▶ Task objective
Which lines of the listing hold the string "Babu"? Copy those lines.

▶ Provided records
================

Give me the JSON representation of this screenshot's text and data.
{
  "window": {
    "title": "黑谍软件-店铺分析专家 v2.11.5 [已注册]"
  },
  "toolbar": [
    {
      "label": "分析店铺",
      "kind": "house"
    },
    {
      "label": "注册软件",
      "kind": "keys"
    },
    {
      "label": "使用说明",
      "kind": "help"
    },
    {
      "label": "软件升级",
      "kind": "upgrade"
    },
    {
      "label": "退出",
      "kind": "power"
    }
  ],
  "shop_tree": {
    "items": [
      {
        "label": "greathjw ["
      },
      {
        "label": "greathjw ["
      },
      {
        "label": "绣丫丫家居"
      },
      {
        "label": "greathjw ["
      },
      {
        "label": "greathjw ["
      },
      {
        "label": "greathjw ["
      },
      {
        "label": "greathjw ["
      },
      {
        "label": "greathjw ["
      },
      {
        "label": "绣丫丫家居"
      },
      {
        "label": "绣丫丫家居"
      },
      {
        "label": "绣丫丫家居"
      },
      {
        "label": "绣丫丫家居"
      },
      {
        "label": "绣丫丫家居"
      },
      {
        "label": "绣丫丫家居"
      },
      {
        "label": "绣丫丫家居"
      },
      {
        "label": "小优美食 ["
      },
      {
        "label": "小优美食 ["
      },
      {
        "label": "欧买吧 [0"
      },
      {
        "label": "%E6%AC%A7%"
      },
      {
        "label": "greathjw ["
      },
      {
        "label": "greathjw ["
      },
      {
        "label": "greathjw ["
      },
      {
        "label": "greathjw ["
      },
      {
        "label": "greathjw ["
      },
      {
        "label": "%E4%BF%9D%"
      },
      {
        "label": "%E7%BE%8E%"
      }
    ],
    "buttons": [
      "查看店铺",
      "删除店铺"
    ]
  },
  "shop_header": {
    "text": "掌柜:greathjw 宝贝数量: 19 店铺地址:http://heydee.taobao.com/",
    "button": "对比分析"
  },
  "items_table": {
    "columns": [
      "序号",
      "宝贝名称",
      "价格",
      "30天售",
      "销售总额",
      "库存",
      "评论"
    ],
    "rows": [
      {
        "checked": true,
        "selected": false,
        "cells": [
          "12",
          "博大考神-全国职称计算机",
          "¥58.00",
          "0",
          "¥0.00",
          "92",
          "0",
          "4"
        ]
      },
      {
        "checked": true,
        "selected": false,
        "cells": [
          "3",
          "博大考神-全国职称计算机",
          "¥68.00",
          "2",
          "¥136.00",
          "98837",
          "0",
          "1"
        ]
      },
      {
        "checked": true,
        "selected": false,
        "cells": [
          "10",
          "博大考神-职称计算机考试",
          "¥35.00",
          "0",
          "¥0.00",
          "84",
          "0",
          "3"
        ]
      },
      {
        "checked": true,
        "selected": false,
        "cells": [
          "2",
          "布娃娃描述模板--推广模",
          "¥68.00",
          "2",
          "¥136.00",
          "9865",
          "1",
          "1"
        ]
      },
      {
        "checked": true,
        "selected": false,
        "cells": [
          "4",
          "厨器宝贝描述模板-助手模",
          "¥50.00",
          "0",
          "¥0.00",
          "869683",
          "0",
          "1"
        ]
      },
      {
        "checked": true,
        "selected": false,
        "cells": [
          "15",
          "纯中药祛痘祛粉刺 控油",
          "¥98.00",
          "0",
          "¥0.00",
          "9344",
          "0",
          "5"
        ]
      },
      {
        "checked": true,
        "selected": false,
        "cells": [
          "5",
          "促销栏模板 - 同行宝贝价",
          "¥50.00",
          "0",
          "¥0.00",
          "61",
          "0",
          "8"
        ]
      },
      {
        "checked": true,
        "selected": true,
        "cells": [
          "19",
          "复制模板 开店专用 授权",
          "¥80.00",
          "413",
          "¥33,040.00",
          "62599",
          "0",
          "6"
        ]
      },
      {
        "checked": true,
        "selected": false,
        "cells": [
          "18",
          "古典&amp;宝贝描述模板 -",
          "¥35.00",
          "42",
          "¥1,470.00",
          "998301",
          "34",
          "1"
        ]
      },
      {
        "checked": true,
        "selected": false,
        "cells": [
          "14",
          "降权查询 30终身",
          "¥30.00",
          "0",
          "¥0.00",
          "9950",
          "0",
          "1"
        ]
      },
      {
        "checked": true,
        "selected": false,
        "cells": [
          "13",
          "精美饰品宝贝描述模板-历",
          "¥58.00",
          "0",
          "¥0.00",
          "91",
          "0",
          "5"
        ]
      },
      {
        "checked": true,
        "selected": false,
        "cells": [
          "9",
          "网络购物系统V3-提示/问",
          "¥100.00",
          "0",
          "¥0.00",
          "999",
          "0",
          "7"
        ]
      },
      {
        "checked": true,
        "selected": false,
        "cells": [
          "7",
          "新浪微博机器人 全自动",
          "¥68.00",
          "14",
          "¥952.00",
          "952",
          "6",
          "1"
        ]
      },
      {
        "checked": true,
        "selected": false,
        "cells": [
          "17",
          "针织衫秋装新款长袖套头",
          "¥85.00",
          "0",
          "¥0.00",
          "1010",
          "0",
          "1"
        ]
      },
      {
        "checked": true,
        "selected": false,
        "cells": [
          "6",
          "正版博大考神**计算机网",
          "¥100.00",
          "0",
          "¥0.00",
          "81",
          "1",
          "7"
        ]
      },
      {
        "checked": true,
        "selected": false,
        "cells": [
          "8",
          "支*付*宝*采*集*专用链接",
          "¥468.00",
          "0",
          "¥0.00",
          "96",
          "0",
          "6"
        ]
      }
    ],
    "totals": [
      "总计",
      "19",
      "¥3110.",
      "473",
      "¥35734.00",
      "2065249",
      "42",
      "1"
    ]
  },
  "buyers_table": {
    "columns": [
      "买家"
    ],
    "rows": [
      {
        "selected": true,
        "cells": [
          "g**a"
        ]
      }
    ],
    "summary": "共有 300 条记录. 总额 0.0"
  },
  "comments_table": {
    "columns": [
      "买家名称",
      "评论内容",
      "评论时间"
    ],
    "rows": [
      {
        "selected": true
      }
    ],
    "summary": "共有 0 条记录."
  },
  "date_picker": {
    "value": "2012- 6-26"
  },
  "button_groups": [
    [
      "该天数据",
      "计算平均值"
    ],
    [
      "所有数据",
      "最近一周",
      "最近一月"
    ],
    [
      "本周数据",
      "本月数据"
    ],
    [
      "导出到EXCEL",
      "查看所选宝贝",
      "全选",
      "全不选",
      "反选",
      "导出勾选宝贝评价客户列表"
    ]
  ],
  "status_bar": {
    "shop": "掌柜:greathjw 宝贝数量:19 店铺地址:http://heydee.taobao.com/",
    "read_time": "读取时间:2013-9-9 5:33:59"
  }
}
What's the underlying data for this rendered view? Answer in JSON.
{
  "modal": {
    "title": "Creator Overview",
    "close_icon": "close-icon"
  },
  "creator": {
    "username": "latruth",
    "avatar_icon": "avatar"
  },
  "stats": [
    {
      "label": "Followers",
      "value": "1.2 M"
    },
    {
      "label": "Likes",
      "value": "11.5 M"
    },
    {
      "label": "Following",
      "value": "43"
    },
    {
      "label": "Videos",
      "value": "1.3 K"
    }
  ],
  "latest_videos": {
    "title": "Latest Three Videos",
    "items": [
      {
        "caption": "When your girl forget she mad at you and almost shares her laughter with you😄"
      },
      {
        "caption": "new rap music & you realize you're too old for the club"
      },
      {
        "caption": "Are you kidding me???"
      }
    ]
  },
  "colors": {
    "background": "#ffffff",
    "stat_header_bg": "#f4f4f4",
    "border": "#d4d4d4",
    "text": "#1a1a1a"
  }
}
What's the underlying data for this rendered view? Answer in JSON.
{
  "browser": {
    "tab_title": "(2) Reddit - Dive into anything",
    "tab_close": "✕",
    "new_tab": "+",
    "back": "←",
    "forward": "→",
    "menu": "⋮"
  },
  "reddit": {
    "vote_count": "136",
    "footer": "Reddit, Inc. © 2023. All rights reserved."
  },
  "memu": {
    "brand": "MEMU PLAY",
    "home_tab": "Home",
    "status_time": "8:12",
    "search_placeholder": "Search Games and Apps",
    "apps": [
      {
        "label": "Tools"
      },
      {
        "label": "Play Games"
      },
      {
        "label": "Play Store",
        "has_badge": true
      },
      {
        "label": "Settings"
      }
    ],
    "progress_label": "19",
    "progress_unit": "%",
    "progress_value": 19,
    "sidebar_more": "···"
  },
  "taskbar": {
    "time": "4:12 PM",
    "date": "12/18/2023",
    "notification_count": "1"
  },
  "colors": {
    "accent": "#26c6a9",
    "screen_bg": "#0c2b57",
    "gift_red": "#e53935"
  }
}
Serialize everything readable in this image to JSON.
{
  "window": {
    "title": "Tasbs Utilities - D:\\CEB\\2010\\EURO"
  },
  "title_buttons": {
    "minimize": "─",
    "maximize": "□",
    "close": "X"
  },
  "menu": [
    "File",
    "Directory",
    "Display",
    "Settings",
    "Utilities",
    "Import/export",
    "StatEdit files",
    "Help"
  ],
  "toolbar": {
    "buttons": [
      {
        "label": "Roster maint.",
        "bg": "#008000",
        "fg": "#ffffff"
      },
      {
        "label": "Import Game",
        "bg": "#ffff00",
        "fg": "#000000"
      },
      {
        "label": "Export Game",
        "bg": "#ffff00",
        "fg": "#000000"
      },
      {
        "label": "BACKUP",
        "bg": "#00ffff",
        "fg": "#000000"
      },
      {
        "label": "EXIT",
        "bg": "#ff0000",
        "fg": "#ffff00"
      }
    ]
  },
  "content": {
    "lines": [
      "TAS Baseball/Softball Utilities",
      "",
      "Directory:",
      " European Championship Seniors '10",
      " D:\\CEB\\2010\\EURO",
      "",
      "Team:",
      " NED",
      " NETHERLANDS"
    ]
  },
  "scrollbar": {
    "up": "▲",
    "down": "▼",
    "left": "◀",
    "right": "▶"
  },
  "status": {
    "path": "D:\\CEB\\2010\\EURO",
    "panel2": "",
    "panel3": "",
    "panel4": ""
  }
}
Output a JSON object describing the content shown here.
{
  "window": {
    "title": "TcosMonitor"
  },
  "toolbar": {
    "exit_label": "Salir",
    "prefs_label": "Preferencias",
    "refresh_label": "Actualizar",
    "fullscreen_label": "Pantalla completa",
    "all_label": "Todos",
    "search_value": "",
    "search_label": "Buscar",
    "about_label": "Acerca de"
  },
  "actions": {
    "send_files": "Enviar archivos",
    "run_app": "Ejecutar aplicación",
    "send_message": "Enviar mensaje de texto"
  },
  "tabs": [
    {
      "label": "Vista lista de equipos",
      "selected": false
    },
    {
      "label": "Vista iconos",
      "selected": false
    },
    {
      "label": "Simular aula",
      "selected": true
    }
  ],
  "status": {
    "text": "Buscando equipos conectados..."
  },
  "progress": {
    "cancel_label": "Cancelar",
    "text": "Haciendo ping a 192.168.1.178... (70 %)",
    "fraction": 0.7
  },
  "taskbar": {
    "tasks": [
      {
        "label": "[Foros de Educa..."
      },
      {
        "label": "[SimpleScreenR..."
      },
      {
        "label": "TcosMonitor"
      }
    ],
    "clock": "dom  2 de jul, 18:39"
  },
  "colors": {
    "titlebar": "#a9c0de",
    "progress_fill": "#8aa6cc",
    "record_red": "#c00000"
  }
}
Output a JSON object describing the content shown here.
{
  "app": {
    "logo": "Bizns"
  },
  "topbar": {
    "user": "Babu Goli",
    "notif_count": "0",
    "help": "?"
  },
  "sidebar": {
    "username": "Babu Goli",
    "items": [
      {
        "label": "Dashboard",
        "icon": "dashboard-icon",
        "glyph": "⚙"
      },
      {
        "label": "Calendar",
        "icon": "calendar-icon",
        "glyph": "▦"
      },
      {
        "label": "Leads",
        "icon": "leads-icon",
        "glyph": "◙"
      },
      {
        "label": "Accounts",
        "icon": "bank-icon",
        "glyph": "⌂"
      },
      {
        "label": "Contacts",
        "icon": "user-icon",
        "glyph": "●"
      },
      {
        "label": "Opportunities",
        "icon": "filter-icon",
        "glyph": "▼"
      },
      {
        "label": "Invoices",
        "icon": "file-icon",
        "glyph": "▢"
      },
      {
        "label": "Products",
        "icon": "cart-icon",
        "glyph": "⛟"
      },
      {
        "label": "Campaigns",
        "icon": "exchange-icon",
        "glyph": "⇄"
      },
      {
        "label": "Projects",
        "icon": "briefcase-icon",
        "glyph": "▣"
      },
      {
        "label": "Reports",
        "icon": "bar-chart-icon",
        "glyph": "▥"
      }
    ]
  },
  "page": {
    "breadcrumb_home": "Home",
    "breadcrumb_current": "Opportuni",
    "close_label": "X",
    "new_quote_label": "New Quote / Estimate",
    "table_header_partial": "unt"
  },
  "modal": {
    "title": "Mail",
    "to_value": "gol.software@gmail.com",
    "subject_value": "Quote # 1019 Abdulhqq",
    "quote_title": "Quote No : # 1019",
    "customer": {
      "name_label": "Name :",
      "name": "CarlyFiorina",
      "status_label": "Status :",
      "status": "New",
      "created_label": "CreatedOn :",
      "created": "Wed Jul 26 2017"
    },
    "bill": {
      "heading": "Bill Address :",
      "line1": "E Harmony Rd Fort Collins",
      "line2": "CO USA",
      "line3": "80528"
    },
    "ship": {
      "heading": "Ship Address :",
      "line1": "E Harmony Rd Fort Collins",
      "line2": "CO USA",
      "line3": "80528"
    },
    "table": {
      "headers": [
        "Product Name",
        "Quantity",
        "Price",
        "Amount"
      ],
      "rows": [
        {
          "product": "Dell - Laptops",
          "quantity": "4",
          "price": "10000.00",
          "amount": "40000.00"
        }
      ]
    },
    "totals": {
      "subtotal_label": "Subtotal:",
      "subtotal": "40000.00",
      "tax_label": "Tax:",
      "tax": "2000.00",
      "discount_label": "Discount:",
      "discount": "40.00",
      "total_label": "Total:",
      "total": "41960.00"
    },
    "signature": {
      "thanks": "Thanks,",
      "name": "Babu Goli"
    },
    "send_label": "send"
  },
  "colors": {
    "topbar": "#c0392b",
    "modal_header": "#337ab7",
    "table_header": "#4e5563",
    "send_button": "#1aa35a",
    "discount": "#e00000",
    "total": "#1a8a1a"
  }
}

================

▶ Completed exercise
    "user": "Babu Goli",
    "username": "Babu Goli",
      "name": "Babu Goli"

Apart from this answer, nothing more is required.